Your task - Reproduce the lines of the material exactly, excluding every image.

Extracted entries -
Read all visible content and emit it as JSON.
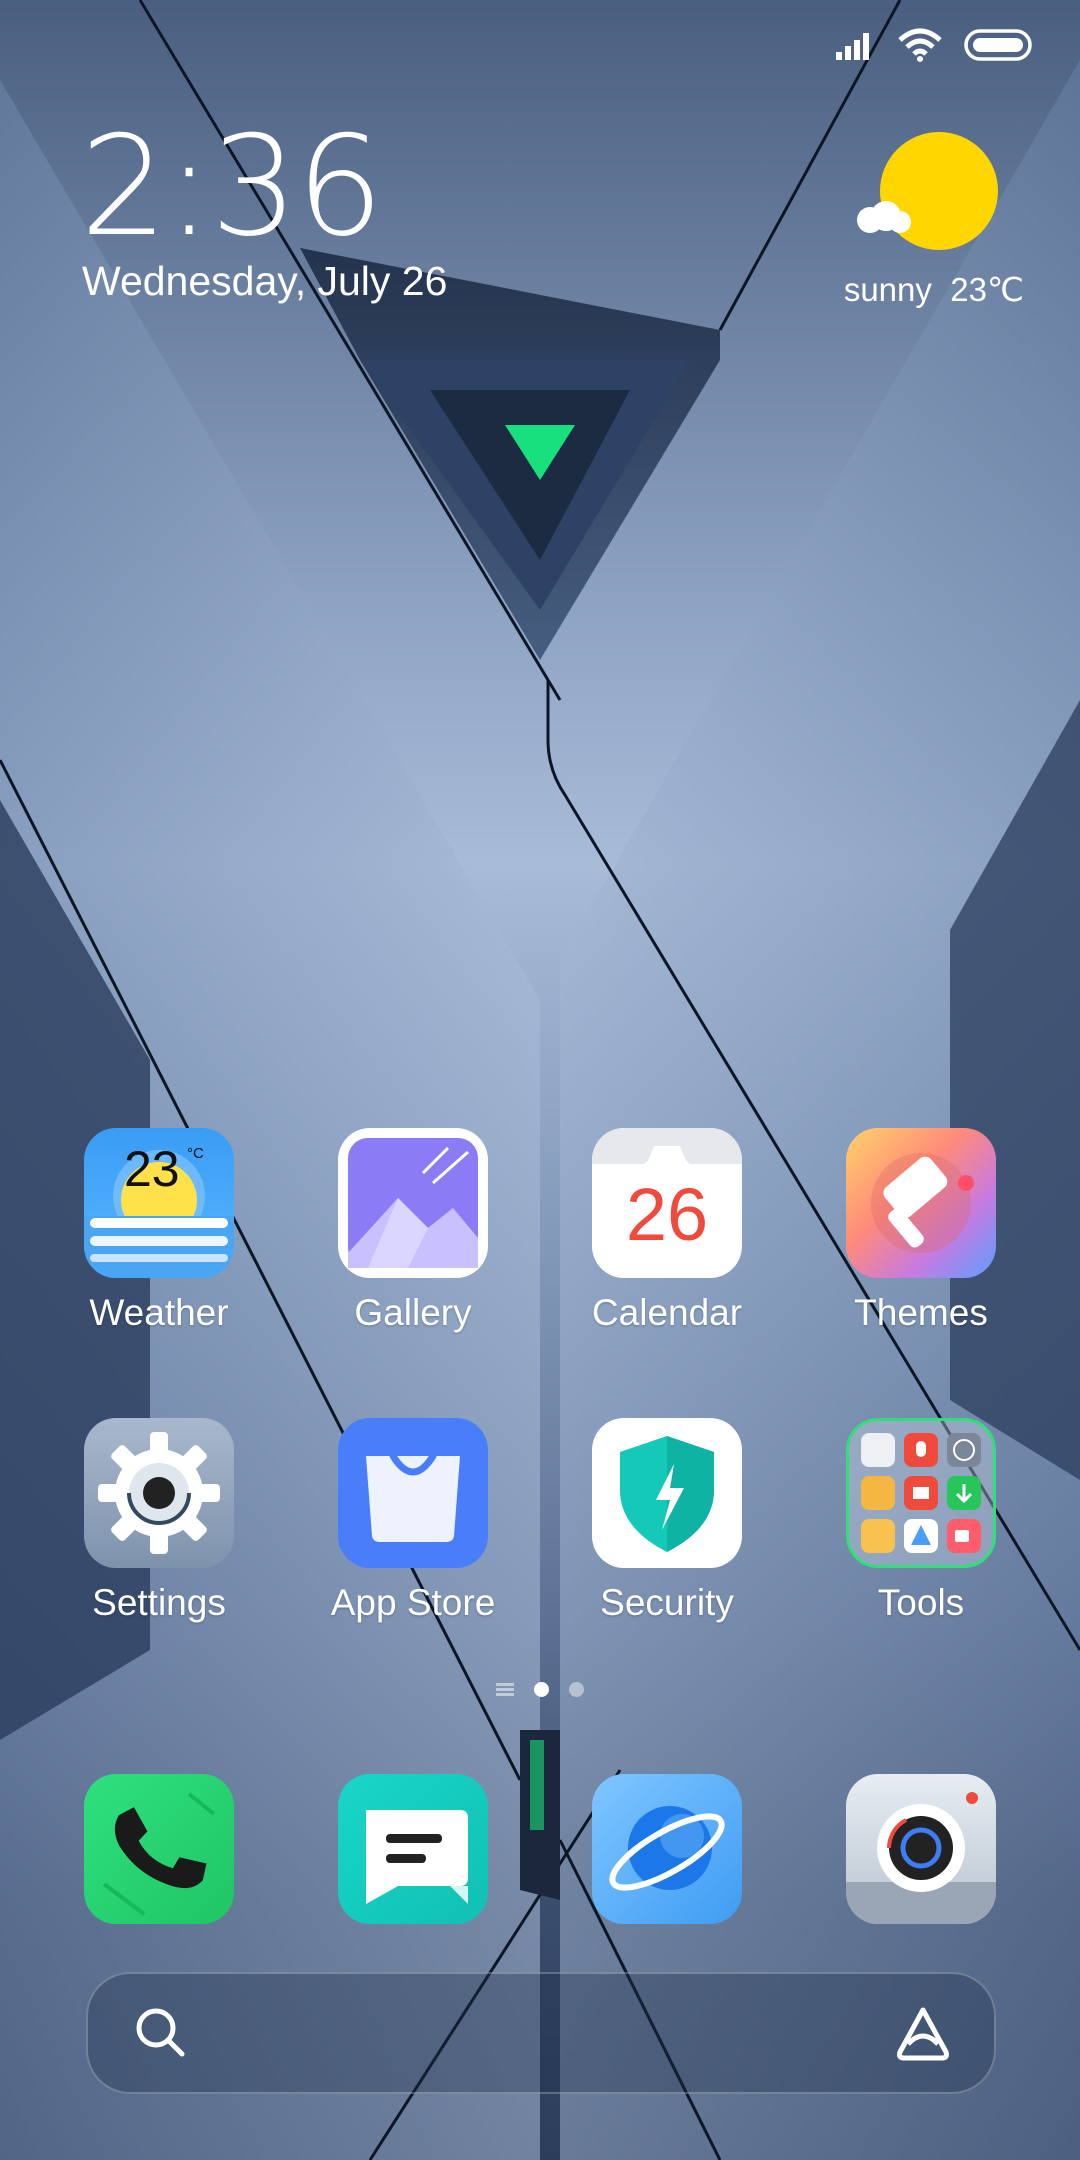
{
  "status_bar": {
    "icons": [
      "signal-icon",
      "wifi-icon",
      "battery-icon"
    ]
  },
  "lockscreen_widget": {
    "time": "2:36",
    "date": "Wednesday, July 26"
  },
  "weather_widget": {
    "icon": "sun-cloud-icon",
    "condition": "sunny",
    "temperature": "23℃"
  },
  "home_apps": [
    {
      "label": "Weather",
      "icon": "weather-app-icon",
      "badge_text": "23",
      "badge_unit": "°C"
    },
    {
      "label": "Gallery",
      "icon": "gallery-app-icon"
    },
    {
      "label": "Calendar",
      "icon": "calendar-app-icon",
      "day": "26"
    },
    {
      "label": "Themes",
      "icon": "themes-app-icon"
    },
    {
      "label": "Settings",
      "icon": "settings-app-icon"
    },
    {
      "label": "App Store",
      "icon": "app-store-icon"
    },
    {
      "label": "Security",
      "icon": "security-app-icon"
    },
    {
      "label": "Tools",
      "icon": "tools-folder-icon"
    }
  ],
  "page_indicator": {
    "pages": 2,
    "current": 1
  },
  "dock": [
    {
      "name": "phone",
      "icon": "phone-app-icon"
    },
    {
      "name": "messages",
      "icon": "messages-app-icon"
    },
    {
      "name": "browser",
      "icon": "browser-app-icon"
    },
    {
      "name": "camera",
      "icon": "camera-app-icon"
    }
  ],
  "search_bar": {
    "left_icon": "search-icon",
    "right_icon": "assistant-icon"
  },
  "colors": {
    "accent_green": "#19e07f",
    "sun_yellow": "#ffd600",
    "calendar_red": "#f04a3c"
  }
}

Exercise result -
Read all visible content and emit it as JSON.
{
  "status_bar": {
    "icons": [
      "signal-icon",
      "wifi-icon",
      "battery-icon"
    ]
  },
  "lockscreen_widget": {
    "time": "2:36",
    "date": "Wednesday, July 26"
  },
  "weather_widget": {
    "icon": "sun-cloud-icon",
    "condition": "sunny",
    "temperature": "23℃"
  },
  "home_apps": [
    {
      "label": "Weather",
      "icon": "weather-app-icon",
      "badge_text": "23",
      "badge_unit": "°C"
    },
    {
      "label": "Gallery",
      "icon": "gallery-app-icon"
    },
    {
      "label": "Calendar",
      "icon": "calendar-app-icon",
      "day": "26"
    },
    {
      "label": "Themes",
      "icon": "themes-app-icon"
    },
    {
      "label": "Settings",
      "icon": "settings-app-icon"
    },
    {
      "label": "App Store",
      "icon": "app-store-icon"
    },
    {
      "label": "Security",
      "icon": "security-app-icon"
    },
    {
      "label": "Tools",
      "icon": "tools-folder-icon"
    }
  ],
  "page_indicator": {
    "pages": 2,
    "current": 1
  },
  "dock": [
    {
      "name": "phone",
      "icon": "phone-app-icon"
    },
    {
      "name": "messages",
      "icon": "messages-app-icon"
    },
    {
      "name": "browser",
      "icon": "browser-app-icon"
    },
    {
      "name": "camera",
      "icon": "camera-app-icon"
    }
  ],
  "search_bar": {
    "left_icon": "search-icon",
    "right_icon": "assistant-icon"
  },
  "colors": {
    "accent_green": "#19e07f",
    "sun_yellow": "#ffd600",
    "calendar_red": "#f04a3c"
  }
}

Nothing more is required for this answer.